During this meeting, people responsibles for decision-making in education were brought together. We reflected on the importance of evaluation systems to generate educational policies that are efficient and that promote equity.
We also defined some key characteristics that evaluation systems need to be effective and improve education.
Coming from different educational contexts, the meeting participants shared some ways to improve data collection, focusing on how evaluation systems reflect the quality of English language teaching, as indicated by the speakers in the following comments:
“In the end, what is important is to know how to speak English, not who teaches you.” Andrés Peri
“We need to find tests that are really useful. For example, we need to capture progress a little better, using the framework but also with smaller sub-levels within a level such as A1.1, A1.2, A2.1, or A2.2.” Chihiro Inoue
This meeting was attended by participants from 12 countries, including representation from Latin America, the Caribbean, and the United Kingdom. 42% of participants stated that school exams do not currently correspond to the objectives of the curriculum, while 5% believe that their current school exams are highly in line with the curriculum of their country.
The speakers were:
Victoria Clark. Global Evaluation Solutions Manager, British Council.
Catalina Covacevich. Education and Skills Directorate Analysis, OCED.
Mauro Luis Rabelo. Secretary of Elementary Education of the Ministry of Education, Brazil.
Andrés Peri. Director of the Department of Research and Evaluation, National Public Education Administration of Uruguay.
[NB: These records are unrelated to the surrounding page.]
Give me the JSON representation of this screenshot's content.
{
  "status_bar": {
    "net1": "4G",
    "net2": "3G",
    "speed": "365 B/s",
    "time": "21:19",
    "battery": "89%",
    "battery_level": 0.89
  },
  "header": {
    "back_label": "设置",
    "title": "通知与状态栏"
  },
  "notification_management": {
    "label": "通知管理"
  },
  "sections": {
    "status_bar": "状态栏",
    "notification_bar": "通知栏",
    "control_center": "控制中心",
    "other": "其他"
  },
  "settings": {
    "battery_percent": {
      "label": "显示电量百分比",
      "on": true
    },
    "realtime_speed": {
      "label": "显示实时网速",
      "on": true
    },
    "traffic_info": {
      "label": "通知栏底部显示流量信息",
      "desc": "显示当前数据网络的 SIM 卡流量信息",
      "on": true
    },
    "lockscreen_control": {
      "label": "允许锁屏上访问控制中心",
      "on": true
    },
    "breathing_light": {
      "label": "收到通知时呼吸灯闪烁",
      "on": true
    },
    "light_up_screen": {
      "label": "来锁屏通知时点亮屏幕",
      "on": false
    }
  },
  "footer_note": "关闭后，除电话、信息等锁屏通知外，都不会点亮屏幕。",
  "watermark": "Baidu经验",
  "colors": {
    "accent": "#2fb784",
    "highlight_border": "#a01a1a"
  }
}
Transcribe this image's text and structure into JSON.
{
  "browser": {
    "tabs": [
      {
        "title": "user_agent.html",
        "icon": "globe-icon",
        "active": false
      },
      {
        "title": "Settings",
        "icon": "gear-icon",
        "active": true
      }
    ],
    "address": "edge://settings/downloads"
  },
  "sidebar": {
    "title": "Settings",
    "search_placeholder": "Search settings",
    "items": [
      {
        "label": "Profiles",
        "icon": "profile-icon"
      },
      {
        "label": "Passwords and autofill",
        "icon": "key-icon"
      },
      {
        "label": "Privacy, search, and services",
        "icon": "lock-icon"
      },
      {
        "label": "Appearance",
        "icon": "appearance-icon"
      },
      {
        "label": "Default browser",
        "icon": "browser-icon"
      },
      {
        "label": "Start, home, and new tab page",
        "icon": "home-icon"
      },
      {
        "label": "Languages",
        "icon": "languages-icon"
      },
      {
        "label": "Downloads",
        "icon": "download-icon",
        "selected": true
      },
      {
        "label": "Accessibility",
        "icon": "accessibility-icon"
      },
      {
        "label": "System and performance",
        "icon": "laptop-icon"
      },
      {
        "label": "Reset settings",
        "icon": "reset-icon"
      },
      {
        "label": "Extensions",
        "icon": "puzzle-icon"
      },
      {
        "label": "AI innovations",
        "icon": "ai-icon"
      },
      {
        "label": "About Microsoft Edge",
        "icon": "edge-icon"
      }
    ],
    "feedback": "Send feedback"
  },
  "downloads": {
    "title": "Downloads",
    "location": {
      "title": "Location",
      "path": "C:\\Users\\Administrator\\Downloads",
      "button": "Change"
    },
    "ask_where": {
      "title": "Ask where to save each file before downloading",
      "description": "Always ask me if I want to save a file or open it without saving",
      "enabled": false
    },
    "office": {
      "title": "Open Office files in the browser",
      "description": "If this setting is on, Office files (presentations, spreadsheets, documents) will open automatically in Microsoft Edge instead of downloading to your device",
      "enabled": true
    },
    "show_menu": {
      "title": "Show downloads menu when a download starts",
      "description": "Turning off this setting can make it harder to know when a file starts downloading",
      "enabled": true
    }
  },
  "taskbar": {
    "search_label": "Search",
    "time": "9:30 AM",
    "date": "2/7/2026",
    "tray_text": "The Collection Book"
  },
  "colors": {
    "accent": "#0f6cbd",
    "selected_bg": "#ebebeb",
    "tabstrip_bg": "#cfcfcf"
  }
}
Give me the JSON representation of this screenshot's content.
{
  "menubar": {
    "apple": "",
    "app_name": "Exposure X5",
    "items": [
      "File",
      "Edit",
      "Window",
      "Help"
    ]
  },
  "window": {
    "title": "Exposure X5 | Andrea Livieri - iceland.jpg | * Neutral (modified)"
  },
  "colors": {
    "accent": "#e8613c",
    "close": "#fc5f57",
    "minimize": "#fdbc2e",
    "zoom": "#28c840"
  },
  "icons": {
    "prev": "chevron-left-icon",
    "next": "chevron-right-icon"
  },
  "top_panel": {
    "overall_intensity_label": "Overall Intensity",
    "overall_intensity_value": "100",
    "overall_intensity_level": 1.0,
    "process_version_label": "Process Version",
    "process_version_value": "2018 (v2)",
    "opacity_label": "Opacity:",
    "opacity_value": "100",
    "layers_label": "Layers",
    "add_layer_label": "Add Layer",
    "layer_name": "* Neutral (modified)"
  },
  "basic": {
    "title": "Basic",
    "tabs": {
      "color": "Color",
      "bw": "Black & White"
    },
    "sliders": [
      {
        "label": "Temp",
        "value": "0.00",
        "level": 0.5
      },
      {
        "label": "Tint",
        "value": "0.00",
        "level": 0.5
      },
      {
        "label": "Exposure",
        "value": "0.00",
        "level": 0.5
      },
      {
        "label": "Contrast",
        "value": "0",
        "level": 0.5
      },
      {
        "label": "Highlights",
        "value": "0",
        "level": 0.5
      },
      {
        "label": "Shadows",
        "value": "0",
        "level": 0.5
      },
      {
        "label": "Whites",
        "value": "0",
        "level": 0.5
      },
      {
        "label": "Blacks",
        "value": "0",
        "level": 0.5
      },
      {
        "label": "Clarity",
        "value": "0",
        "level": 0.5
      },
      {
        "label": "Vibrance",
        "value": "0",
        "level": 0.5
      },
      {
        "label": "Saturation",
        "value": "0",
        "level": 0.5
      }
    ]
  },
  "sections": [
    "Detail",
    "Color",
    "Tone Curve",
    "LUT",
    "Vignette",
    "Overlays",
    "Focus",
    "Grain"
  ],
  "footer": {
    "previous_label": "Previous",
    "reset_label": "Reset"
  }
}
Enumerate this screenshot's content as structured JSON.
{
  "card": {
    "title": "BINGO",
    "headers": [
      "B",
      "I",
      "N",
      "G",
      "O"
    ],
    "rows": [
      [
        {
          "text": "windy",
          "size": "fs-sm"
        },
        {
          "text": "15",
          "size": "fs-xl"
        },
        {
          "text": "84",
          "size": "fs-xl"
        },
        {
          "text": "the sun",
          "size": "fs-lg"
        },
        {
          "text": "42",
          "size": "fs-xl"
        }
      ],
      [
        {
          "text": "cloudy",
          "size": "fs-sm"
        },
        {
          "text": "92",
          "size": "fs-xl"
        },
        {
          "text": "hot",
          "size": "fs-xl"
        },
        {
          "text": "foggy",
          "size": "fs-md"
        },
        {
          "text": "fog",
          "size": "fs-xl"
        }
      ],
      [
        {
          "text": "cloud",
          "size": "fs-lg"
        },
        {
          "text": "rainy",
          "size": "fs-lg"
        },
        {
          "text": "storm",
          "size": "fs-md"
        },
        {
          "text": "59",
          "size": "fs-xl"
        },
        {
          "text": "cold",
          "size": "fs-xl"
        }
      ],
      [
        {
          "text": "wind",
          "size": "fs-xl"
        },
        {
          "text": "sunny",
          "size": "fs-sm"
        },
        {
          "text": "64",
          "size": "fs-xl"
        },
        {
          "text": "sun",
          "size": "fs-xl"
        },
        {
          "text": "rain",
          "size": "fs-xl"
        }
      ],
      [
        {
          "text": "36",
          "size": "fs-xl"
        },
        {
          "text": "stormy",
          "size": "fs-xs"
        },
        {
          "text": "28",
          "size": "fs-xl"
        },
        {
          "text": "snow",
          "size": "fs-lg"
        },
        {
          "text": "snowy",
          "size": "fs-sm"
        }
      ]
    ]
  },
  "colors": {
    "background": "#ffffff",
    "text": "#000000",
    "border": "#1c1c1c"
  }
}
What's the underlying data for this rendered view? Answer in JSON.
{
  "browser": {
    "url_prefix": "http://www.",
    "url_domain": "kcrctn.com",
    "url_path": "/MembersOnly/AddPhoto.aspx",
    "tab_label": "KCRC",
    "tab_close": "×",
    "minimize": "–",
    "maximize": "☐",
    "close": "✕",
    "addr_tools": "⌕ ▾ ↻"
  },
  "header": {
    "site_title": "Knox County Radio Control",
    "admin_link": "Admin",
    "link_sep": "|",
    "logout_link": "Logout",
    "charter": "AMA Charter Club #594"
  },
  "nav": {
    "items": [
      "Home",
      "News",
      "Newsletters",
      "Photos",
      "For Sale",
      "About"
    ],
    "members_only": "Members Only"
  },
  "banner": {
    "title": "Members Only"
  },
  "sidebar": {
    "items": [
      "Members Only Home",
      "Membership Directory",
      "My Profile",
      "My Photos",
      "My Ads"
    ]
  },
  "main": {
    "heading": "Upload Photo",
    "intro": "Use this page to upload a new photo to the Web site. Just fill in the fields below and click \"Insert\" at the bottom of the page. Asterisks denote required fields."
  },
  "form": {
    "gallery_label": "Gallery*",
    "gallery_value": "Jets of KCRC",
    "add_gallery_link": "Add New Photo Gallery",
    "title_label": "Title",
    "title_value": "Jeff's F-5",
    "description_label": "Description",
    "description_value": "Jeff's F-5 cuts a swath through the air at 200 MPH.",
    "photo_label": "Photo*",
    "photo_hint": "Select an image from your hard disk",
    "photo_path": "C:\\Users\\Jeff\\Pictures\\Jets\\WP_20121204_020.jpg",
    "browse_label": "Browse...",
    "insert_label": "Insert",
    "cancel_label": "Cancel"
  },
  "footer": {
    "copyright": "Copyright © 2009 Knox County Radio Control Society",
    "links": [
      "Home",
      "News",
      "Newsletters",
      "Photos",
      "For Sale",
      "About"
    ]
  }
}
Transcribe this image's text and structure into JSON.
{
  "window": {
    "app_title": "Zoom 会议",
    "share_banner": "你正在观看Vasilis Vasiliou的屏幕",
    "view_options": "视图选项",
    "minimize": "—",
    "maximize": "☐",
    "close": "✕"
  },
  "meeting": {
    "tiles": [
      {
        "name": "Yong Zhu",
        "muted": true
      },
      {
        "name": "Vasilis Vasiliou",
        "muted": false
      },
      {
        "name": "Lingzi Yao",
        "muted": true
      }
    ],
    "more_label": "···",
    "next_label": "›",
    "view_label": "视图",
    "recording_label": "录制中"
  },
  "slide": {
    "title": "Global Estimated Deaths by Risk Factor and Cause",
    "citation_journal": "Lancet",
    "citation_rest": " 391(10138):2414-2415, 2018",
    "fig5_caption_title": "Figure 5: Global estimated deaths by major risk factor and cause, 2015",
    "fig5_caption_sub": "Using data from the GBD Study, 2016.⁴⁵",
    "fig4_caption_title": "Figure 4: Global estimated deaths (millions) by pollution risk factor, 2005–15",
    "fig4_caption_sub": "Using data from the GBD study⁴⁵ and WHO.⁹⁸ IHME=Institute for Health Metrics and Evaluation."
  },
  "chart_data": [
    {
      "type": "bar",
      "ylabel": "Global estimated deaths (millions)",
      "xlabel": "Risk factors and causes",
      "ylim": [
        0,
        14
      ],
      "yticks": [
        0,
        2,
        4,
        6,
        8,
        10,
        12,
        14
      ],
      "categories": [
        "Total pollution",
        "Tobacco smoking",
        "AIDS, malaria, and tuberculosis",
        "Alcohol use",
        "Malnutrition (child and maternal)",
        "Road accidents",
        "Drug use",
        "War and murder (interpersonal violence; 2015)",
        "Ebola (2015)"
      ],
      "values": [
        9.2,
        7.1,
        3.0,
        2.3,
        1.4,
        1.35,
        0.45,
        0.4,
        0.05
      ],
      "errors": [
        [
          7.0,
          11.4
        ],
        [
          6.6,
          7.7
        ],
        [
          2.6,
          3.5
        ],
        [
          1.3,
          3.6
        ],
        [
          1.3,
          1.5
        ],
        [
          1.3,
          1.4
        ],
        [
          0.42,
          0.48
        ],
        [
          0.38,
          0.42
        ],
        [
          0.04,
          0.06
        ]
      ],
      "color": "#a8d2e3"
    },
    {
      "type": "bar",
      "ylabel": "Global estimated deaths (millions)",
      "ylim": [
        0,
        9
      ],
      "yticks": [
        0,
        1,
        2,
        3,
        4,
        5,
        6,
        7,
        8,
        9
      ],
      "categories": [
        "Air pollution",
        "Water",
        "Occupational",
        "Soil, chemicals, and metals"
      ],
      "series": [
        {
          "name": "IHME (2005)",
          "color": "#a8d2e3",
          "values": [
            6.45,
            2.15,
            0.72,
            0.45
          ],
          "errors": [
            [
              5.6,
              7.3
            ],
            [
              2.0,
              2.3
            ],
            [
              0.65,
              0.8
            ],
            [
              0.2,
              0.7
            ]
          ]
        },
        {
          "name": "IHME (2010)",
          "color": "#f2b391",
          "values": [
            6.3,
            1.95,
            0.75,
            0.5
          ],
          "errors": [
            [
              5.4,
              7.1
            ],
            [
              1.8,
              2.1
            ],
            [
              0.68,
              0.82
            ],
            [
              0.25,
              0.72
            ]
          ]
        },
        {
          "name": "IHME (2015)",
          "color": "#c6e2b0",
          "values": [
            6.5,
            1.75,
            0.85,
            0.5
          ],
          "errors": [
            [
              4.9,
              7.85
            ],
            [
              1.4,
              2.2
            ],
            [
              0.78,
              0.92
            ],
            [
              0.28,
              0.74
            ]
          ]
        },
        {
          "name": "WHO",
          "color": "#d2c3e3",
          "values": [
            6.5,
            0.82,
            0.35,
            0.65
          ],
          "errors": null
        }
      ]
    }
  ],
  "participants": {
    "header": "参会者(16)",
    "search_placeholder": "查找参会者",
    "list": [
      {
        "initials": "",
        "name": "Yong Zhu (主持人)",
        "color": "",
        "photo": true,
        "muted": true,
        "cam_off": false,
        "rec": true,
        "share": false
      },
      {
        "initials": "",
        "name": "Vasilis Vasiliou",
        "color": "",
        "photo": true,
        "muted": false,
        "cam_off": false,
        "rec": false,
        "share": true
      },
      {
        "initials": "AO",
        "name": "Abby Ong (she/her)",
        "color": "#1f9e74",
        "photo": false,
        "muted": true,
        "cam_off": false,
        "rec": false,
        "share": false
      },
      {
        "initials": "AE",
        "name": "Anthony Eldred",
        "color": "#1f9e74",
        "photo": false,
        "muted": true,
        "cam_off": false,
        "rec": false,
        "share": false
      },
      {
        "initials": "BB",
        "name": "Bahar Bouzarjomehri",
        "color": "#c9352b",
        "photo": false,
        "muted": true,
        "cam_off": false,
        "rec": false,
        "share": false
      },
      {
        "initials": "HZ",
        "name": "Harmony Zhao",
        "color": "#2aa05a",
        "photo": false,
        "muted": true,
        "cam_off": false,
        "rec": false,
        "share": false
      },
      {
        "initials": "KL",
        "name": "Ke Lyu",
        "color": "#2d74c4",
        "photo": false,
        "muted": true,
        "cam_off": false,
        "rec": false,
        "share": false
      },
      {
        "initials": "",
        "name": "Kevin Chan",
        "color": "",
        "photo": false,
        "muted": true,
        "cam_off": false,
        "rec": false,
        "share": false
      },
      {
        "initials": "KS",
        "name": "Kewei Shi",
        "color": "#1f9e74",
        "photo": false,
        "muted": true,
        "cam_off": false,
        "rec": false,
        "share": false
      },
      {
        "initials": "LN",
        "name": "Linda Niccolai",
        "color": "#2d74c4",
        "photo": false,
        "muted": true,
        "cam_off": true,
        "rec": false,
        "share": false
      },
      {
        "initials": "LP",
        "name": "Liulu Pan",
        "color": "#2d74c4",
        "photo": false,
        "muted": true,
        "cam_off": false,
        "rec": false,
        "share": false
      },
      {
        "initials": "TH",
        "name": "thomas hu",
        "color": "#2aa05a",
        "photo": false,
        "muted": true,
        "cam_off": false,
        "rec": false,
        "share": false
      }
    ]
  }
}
Chihiro Inoue. Evaluation Professor, Centre for Research in English Language Learning and Assessment (CRELLA).